Introduce legislation to require colleges and universities to work with students to adopt campus-wide sexual violence and harassment policies that include training, prevention, complaint procedures and response protocols.
Develop up-to-date training for front-line workers in the health, community services, education and justice sectors to better support survivors of sexual assault and harassment and develop training for workers in the hospitality sector to empower them to know how to help when they encounter high-risk situations.
Enhance workplace laws to strengthen enforcement under the Occupational Health and Safety Act, including establishing a Code of Practice to help employers develop stronger sexual harassment policies.
It is unclear when and how the legislation will be drafted, but it is important that employers be prepared for change. Based on the above commitments, it appears that employers may be required to draft their own policies and may be required to work with other stakeholder groups (e.g. students) in developing policies, programs, and training initiatives. In the meantime it is important that employers remain vigilant under the current harassment and violence requirements. The lawyers at CCPartners will be sure to provide updates as to how you may be affected as an employer any time new details are released.
Click on the appropriate link if you need advice with respect to a workplace investigation, or with understanding your current harassment/violence obligations under the Occupational Health and Safety Act, and one of our lawyers with expertise in that area will be happy to assist you.
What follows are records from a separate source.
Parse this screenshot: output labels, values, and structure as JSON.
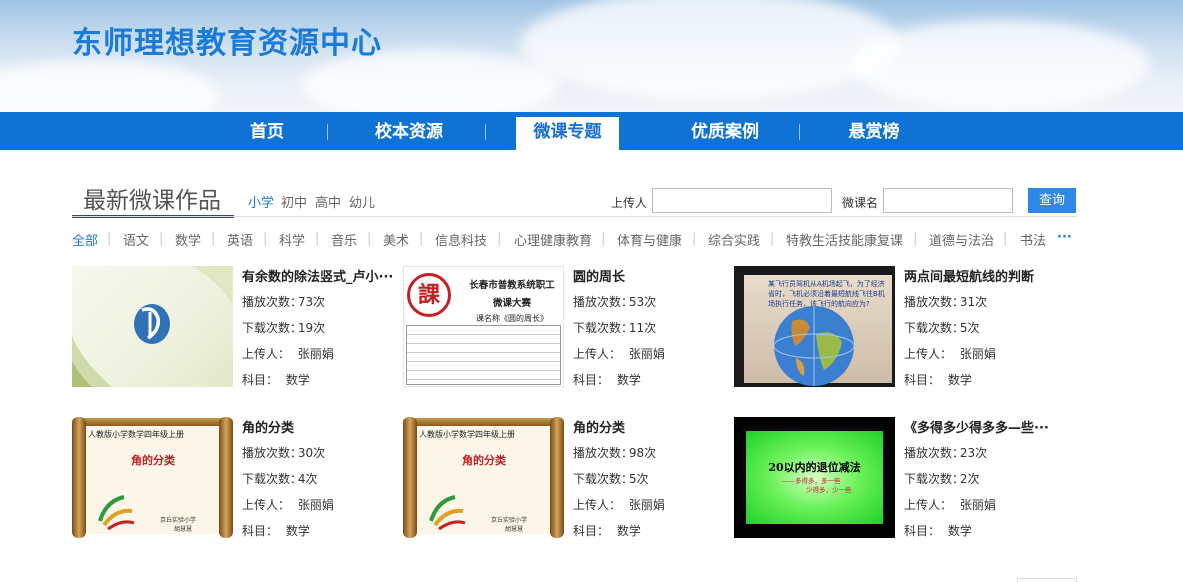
{
  "header": {
    "site_title": "东师理想教育资源中心"
  },
  "nav": {
    "items": [
      {
        "label": "首页"
      },
      {
        "label": "校本资源"
      },
      {
        "label": "微课专题",
        "active": true
      },
      {
        "label": "优质案例"
      },
      {
        "label": "悬赏榜"
      }
    ]
  },
  "section": {
    "title": "最新微课作品",
    "levels": [
      "小学",
      "初中",
      "高中",
      "幼儿"
    ],
    "active_level": "小学",
    "search": {
      "uploader_label": "上传人",
      "uploader_value": "",
      "course_label": "微课名",
      "course_value": "",
      "button_label": "查询"
    }
  },
  "subjects": {
    "items": [
      "全部",
      "语文",
      "数学",
      "英语",
      "科学",
      "音乐",
      "美术",
      "信息科技",
      "心理健康教育",
      "体育与健康",
      "综合实践",
      "特教生活技能康复课",
      "道德与法治",
      "书法"
    ],
    "active": "全部",
    "more": "···"
  },
  "labels": {
    "plays": "播放次数：",
    "downloads": "下载次数：",
    "uploader": "上传人：",
    "subject": "科目："
  },
  "cards": [
    {
      "title": "有余数的除法竖式_卢小···",
      "plays": "73次",
      "downloads": "19次",
      "uploader": "张丽娟",
      "subject": "数学",
      "thumb": "abstract-logo"
    },
    {
      "title": "圆的周长",
      "plays": "53次",
      "downloads": "11次",
      "uploader": "张丽娟",
      "subject": "数学",
      "thumb": "contest-doc",
      "thumb_text": {
        "l1": "长春市普教系统职工",
        "l2": "微课大赛",
        "l3": "课名称《圆的周长》",
        "logo": "課"
      }
    },
    {
      "title": "两点间最短航线的判断",
      "plays": "31次",
      "downloads": "5次",
      "uploader": "张丽娟",
      "subject": "数学",
      "thumb": "globe",
      "thumb_text": {
        "l1": "某飞行员驾机从A机场起飞，为了经济省时，飞机必须沿着最短航线飞往B机场执行任务，该飞行的航向应为?"
      }
    },
    {
      "title": "角的分类",
      "plays": "30次",
      "downloads": "4次",
      "uploader": "张丽娟",
      "subject": "数学",
      "thumb": "scroll",
      "thumb_text": {
        "l1": "人教版小学数学四年级上册",
        "l2": "角的分类",
        "l3": "京丘实验小学",
        "l4": "胡慧慧"
      }
    },
    {
      "title": "角的分类",
      "plays": "98次",
      "downloads": "5次",
      "uploader": "张丽娟",
      "subject": "数学",
      "thumb": "scroll",
      "thumb_text": {
        "l1": "人教版小学数学四年级上册",
        "l2": "角的分类",
        "l3": "京丘实验小学",
        "l4": "胡慧慧"
      }
    },
    {
      "title": "《多得多少得多多—些···",
      "plays": "23次",
      "downloads": "2次",
      "uploader": "张丽娟",
      "subject": "数学",
      "thumb": "green",
      "thumb_text": {
        "l1": "20以内的退位减法",
        "l2": "——多得多，多一些",
        "l3": "少得多，少一些"
      }
    }
  ],
  "colors": {
    "accent": "#0f73d6",
    "title_blue": "#1b7bd6",
    "button": "#2d88e8"
  }
}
Please Note: This blog has been prepared as an informational service for our clients and other interested parties. It is not intended to constitute legal advice, a complete statement of the law or opinion on any subject. Although we endeavour to ensure the accuracy of the content, no one should act upon the information provided without a thorough examination of the law after the facts of a specific situation are fully considered.